Alternative histories are a fun way to find fresh new angles on narratives that have been told over and over, and the Freeform series "Motherland: Fort Salem" is an especially surprising version of a story everyone knows. 

Created by Eliot Laurence, "Motherland: Fort Salem" is set in an America in which the persecution of (real) witches was resolved 300 years ago with an agreement known as the Salem Accords. The U.S. government agreed to end the unfair treatment of witchcraft by forming an elite branch of the military run by witches. From then on, witches are conscripted to train in magical combat and use vocal sounds to enact strong spells. The series follows Raelle Collar (Taylor Hickson), Abigail Bellweather (Ashley Nicole Williams) and Tally Craven (Jessica Sutton), three new recruits at the Fort Salem base, as they get used to life in the army and train to battle a terrorist witch organization, the Spree. 

Over the course of the show's first two seasons — with a third and final season on its way — "Motherland: Fort Salem" continues to develop and expand this magical, alternate world, but some fans have pointed out that the show's depiction of the U.S. Army is very different from the real thing. Here's what the supernatural drama doesn't get right about military life.

The witches dominate the military but don't use traditional weapons

One big difference between the "Motherland: Fort Salem" military and our own is the reliance on technology. Because magic exists in the "Motherland: Fort Salem" universe, weaponry, phones, and other devices are several decades behind the real world. Most of the Fort Salem witches don't even carry guns.

In a Reddit thread on military technology in the show, several commenters noticed that the lack of extensive armory doesn't make sense. U/William_147015 wrote about how "the small number of witches means that an army made out of them would collapse in a war – mostly because there'd be massive stretches of land for an enemy to march through."

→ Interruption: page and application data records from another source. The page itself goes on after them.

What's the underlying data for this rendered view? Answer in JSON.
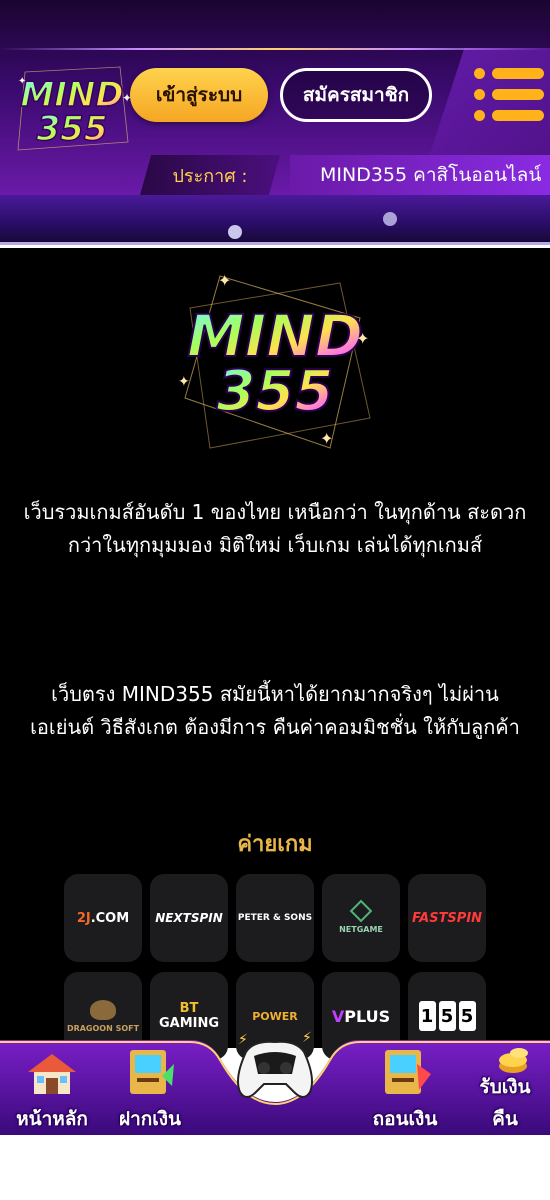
{
  "header": {
    "logo_text_top": "MIND",
    "logo_text_bottom": "355",
    "login_label": "เข้าสู่ระบบ",
    "register_label": "สมัครสมาชิก",
    "announce_label": "ประกาศ :",
    "announce_text": "MIND355 คาสิโนออนไลน์"
  },
  "main": {
    "paragraph1": "เว็บรวมเกมส์อันดับ 1 ของไทย เหนือกว่า ในทุกด้าน สะดวกกว่าในทุกมุมมอง มิติใหม่ เว็บเกม เล่นได้ทุกเกมส์",
    "paragraph2": "เว็บตรง MIND355 สมัยนี้หาได้ยากมากจริงๆ ไม่ผ่านเอเย่นต์ วิธีสังเกต ต้องมีการ คืนค่าคอมมิชชั่น ให้กับลูกค้า",
    "providers_title": "ค่ายเกม",
    "providers": {
      "p1": {
        "a": "2J",
        "b": ".COM"
      },
      "p2": "NEXTSPIN",
      "p3": "PETER & SONS",
      "p4": "NETGAME",
      "p5": "FASTSPIN",
      "p6": "DRAGOON SOFT",
      "p7": {
        "a": "BT",
        "b": " GAMING"
      },
      "p8": "POWER",
      "p9": {
        "a": "V",
        "b": "PLUS"
      },
      "p10": [
        "1",
        "5",
        "5"
      ]
    }
  },
  "bottom_nav": {
    "home": "หน้าหลัก",
    "deposit": "ฝากเงิน",
    "withdraw": "ถอนเงิน",
    "cashback_line1": "รับเงิน",
    "cashback_line2": "คืน"
  },
  "colors": {
    "accent_gold": "#ffb21a",
    "purple": "#6a1aa8",
    "section_title": "#e9b64a"
  }
}
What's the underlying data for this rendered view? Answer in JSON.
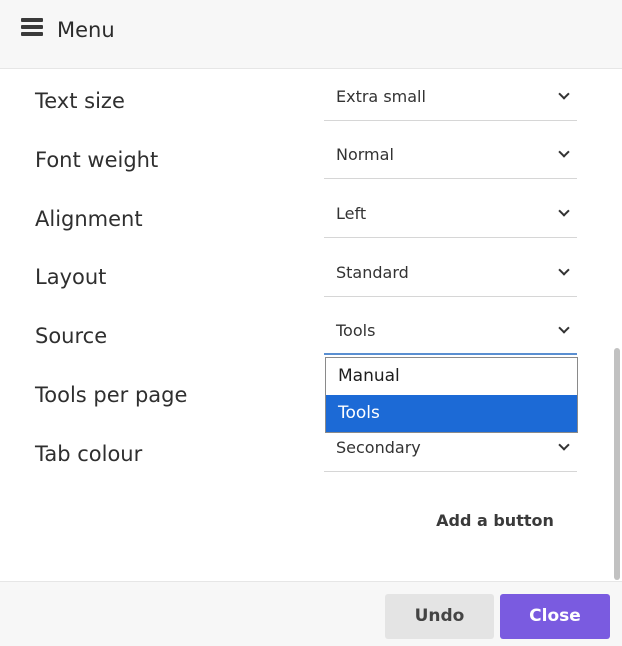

Many other Redditors, like u/medvezhonok96, felt that the lack of guns and traditional weapons for witches was partly for "plot armor" so that the characters can't be easily killed. U/papadoc19 also commented that there are "instances in the show where witches have had issues against darts and arrows... so I have major doubts they could handle bullets."

Battle strategies and tactics aren't shown on screen

Another post in the "Motherland: Fort Salem" subreddit by u/lt9946 was titled "Anyone else think this show really needs more military/action scene advisers?" The fan noted that at least in Season 1, the new recruits aren't very experienced, so their defeats make sense. But by the second season, "all these crazy powerful witches are getting taken down so easily."

The user further wrote that "It looks like the witches just make a perimeter and wait for trouble to come at them. No stealth attacks, no recon, no repositioning, and they look quite weak against any kind of long distance projectiles." Indeed, for a show about the rigors of military life, "Motherland: Fort Salem" doesn't really depict the use of basic battle strategies, instead only focusing on the witches and the use of their powers in action. 

Another Reddit user and viewer of the show concurred, replying that "As for the tactics, it was one of the first things that stood out to me when they went to the Tarim region. They had zero tactics. It seemed like the Camarilla was more tactical than the Army." As strategy is a key part of the military, fans are surprised that the show completely glosses over it. Luckily, "Motherland: Fort Salem" is coming back for a third and final season (via Freeform), so hopefully the show will showcase more military strategies of the witches in the final bout of episodes.